──────── Information supplied ────────

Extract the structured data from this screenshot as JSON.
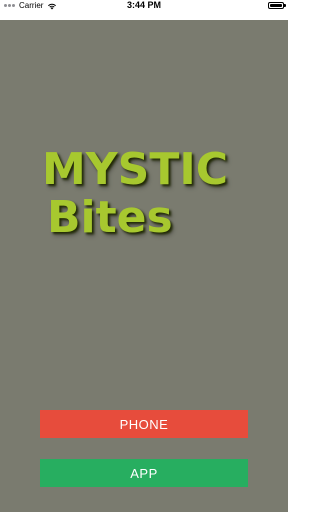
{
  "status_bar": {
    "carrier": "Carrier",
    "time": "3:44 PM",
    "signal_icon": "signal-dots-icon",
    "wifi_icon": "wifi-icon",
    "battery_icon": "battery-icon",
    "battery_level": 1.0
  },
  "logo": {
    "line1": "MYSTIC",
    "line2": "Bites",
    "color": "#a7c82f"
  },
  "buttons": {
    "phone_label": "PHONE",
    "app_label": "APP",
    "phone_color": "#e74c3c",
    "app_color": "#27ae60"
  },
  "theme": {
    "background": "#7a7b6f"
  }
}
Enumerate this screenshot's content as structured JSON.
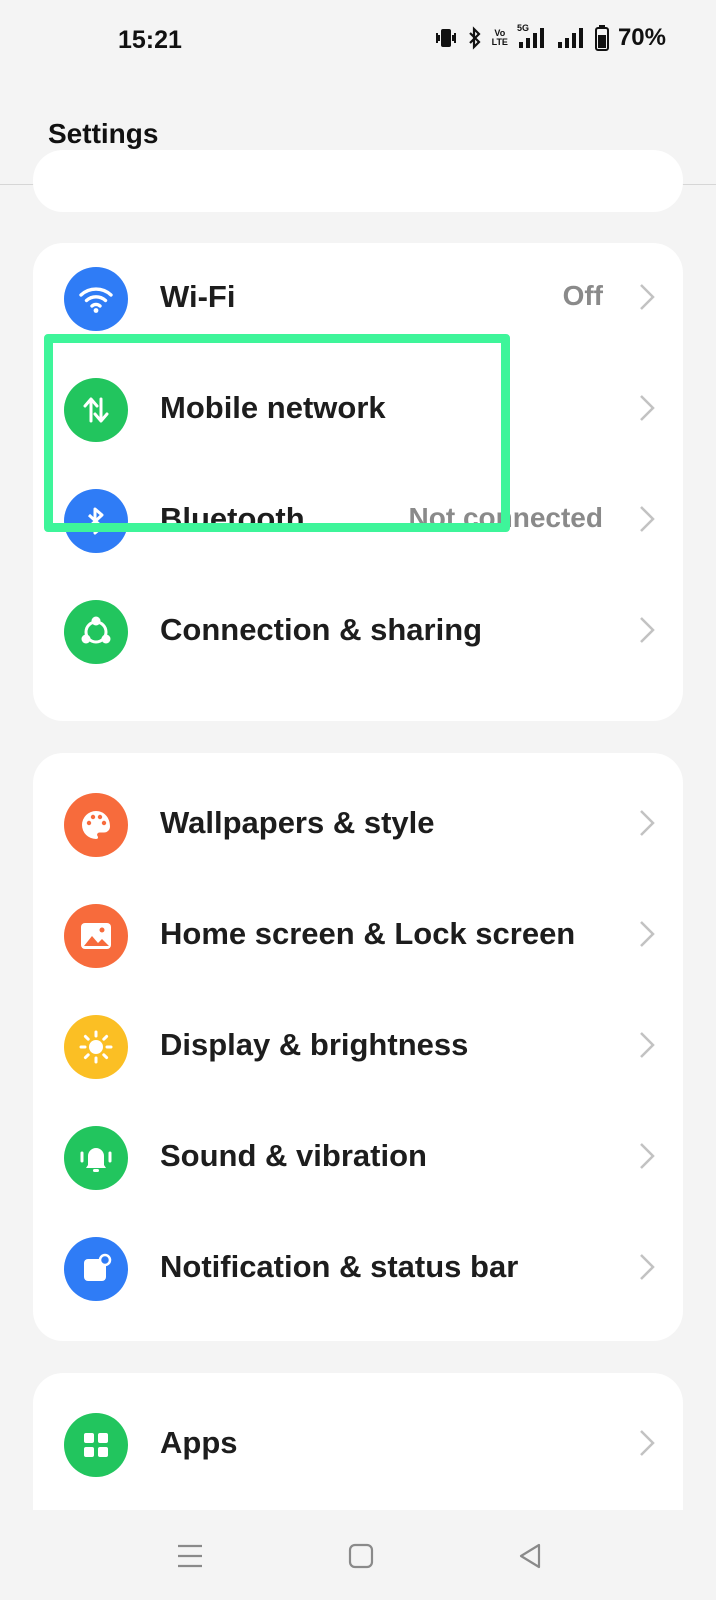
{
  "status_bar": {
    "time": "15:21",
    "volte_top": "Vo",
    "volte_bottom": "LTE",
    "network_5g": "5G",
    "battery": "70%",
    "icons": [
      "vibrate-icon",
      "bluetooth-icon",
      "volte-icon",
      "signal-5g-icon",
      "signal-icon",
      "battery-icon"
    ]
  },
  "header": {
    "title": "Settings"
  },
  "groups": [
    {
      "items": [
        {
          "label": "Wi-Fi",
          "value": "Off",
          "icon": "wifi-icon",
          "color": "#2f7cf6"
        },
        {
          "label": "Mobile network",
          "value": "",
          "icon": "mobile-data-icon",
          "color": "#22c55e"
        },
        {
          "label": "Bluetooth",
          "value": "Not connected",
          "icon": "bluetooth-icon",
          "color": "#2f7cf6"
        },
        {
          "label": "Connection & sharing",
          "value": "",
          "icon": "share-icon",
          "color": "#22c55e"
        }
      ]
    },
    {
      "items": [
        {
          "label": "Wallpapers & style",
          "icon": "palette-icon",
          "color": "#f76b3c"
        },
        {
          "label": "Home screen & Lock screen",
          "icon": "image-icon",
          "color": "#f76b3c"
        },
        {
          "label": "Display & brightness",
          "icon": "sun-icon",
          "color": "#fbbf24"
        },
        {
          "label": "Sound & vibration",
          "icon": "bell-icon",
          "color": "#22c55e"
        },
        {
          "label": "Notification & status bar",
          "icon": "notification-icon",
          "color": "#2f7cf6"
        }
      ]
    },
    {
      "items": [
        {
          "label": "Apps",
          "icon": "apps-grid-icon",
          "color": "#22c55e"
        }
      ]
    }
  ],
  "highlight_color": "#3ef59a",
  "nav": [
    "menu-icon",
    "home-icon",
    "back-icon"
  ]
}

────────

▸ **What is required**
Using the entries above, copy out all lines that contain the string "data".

▸ **Exercise solution**
Extract the structured data from this screenshot as JSON.
          "icon": "mobile-data-icon",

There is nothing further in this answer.